The military utility of this information may be quite debatable but its utility to terrorist groups is less so. Most military thinkers argue that the images on Google are a few years old and cannot really help an adversary plan hostilities. One wonders how difficult it will be for Google or some other company perhaps unrelated to google to offer more recent imagery on a pay-per-view basis. For example a user would zoom into the Google Earth view of his choice and then click on a button on the screen to pay for a more recent view of the same site. It is unclear as how much data Google Earth can pipeline but if its predecessor the www.google.com search engine is anything to go by, the capacity for handling large data sets already exists. Today internet utilization is low in India, but in time it will grow and what will happen once cable operators in places like India start offering internet bandwidth alongside their regular services?

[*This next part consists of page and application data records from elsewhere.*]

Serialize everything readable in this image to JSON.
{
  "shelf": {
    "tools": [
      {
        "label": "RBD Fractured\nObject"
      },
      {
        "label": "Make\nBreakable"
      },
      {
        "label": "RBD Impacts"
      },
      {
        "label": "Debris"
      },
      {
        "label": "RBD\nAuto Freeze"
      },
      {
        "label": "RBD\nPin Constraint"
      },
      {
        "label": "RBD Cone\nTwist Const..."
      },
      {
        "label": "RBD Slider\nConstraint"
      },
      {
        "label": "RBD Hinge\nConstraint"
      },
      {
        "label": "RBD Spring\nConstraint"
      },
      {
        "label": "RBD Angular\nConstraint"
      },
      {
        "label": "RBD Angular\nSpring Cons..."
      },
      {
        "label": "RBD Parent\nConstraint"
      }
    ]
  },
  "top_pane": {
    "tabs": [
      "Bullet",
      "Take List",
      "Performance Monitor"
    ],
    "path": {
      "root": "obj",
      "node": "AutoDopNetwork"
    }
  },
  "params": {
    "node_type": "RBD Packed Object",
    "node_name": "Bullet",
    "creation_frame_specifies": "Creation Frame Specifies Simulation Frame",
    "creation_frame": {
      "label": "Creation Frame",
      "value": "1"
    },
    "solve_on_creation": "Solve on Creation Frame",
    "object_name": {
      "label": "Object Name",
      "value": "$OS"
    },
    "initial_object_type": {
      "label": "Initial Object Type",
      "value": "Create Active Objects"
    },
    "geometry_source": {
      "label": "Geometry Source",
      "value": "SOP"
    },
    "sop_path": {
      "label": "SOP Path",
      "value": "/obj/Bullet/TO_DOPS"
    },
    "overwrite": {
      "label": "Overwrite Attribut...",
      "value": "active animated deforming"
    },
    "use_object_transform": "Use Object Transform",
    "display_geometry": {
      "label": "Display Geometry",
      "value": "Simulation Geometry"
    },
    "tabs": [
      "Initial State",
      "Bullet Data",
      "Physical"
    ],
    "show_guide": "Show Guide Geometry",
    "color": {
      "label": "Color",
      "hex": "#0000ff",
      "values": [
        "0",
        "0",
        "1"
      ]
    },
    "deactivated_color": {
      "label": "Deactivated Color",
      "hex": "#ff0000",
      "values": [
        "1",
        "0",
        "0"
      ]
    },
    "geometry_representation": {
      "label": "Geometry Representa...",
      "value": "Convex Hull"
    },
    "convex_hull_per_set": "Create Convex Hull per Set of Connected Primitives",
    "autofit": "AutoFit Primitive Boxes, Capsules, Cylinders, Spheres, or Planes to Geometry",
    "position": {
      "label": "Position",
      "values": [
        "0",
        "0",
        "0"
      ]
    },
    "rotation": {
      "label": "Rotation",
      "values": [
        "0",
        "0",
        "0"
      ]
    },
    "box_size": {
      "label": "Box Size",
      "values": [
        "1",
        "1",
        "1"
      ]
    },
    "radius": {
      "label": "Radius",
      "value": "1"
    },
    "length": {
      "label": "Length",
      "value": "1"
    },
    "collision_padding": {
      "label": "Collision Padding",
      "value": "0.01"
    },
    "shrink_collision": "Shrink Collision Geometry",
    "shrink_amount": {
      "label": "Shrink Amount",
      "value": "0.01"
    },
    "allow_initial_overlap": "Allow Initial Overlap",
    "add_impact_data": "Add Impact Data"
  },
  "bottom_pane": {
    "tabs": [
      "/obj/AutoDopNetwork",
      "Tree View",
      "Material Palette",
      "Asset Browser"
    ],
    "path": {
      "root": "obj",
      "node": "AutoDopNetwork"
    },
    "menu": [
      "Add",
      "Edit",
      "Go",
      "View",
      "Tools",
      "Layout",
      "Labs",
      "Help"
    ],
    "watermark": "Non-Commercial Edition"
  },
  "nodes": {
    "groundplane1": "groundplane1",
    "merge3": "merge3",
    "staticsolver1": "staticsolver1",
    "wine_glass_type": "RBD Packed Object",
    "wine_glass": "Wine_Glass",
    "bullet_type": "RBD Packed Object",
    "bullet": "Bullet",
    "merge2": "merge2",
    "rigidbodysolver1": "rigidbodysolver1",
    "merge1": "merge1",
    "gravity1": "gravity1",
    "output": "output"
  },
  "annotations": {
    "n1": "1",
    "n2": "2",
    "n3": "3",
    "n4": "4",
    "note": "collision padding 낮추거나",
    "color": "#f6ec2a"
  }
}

This all seem to be a somewhat distant prospect, but what is perhaps largely beyond debate right now is the value of these images in strategic forecasting and analysis. At the click of a button, if you have the right ".kmz" file, a strategic analyst can pull up a recent copy of the military posture of a country or even see what the major intelligence processing areas in a country are. This could be a great aid to the world - private persons would now be able to keep tabs on their governments and ensure accountability for their actions. The only thing that stands in your way is bandwidth. Given that bandwidth is an issue in places like India, and not an issue in places like the US, Google Earth adds a new dimension to the problems posed by the digital divide and amplifies the information asymmetry that exists between these two worlds.
Google Earth shrinks the level of Government of India’s information dominance and drags us into its version of a new world order – where some company in Colorado decides what part of your national security machinery should be exposed to public view. Concerns in Government of India are hardly misplaced.
The author is a contributing editor. The phrase 'Novus Ordo Seclorum' maybe translated as 'A new order of the ages'. Not paradoxically, the cover photo shows the apron at PAF Pasni, a major Pakistan Air Force base in Balochistan. The image is © Google Earth.
©Security Research Review Volume 2(2) 2006.